Start of Raw data

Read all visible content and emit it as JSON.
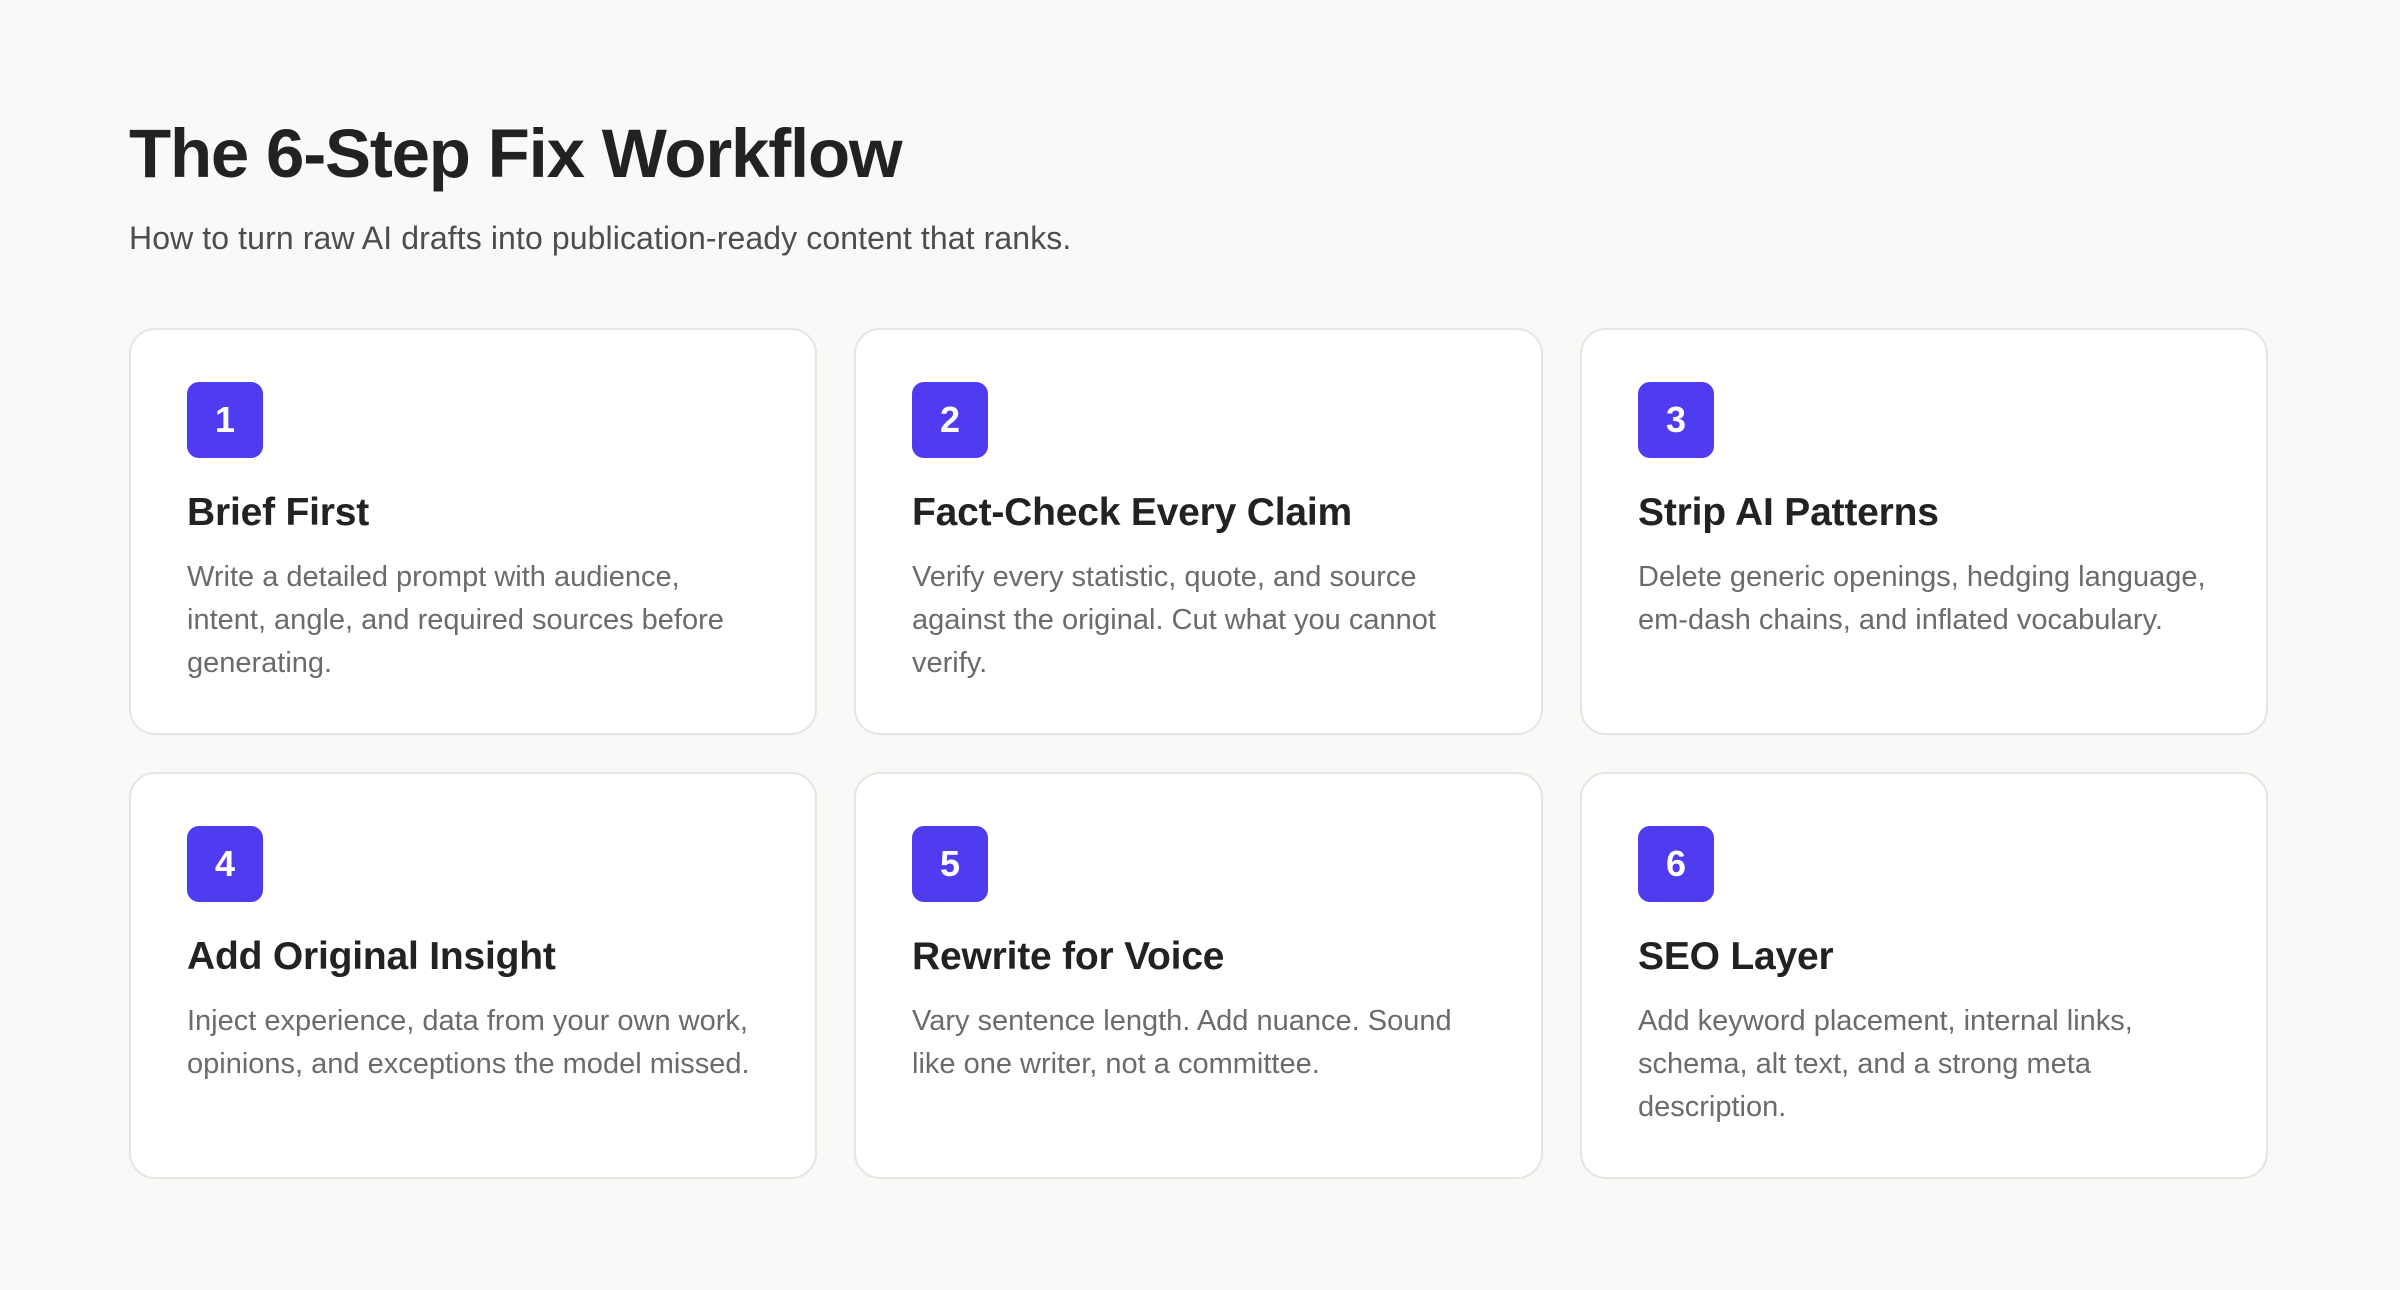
{
  "header": {
    "title": "The 6-Step Fix Workflow",
    "subtitle": "How to turn raw AI drafts into publication-ready content that ranks."
  },
  "colors": {
    "accent": "#4f3cf0",
    "background": "#faf9f7",
    "card": "#ffffff",
    "text": "#222222",
    "muted": "#6b6b6b"
  },
  "steps": [
    {
      "number": "1",
      "title": "Brief First",
      "description": "Write a detailed prompt with audience, intent, angle, and required sources before generating."
    },
    {
      "number": "2",
      "title": "Fact-Check Every Claim",
      "description": "Verify every statistic, quote, and source against the original. Cut what you cannot verify."
    },
    {
      "number": "3",
      "title": "Strip AI Patterns",
      "description": "Delete generic openings, hedging language, em-dash chains, and inflated vocabulary."
    },
    {
      "number": "4",
      "title": "Add Original Insight",
      "description": "Inject experience, data from your own work, opinions, and exceptions the model missed."
    },
    {
      "number": "5",
      "title": "Rewrite for Voice",
      "description": "Vary sentence length. Add nuance. Sound like one writer, not a committee."
    },
    {
      "number": "6",
      "title": "SEO Layer",
      "description": "Add keyword placement, internal links, schema, alt text, and a strong meta description."
    }
  ]
}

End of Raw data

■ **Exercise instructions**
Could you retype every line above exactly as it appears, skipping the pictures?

■ **Answer space**
Read all visible content and emit it as JSON.
{
  "header": {
    "title": "The 6-Step Fix Workflow",
    "subtitle": "How to turn raw AI drafts into publication-ready content that ranks."
  },
  "colors": {
    "accent": "#4f3cf0",
    "background": "#faf9f7",
    "card": "#ffffff",
    "text": "#222222",
    "muted": "#6b6b6b"
  },
  "steps": [
    {
      "number": "1",
      "title": "Brief First",
      "description": "Write a detailed prompt with audience, intent, angle, and required sources before generating."
    },
    {
      "number": "2",
      "title": "Fact-Check Every Claim",
      "description": "Verify every statistic, quote, and source against the original. Cut what you cannot verify."
    },
    {
      "number": "3",
      "title": "Strip AI Patterns",
      "description": "Delete generic openings, hedging language, em-dash chains, and inflated vocabulary."
    },
    {
      "number": "4",
      "title": "Add Original Insight",
      "description": "Inject experience, data from your own work, opinions, and exceptions the model missed."
    },
    {
      "number": "5",
      "title": "Rewrite for Voice",
      "description": "Vary sentence length. Add nuance. Sound like one writer, not a committee."
    },
    {
      "number": "6",
      "title": "SEO Layer",
      "description": "Add keyword placement, internal links, schema, alt text, and a strong meta description."
    }
  ]
}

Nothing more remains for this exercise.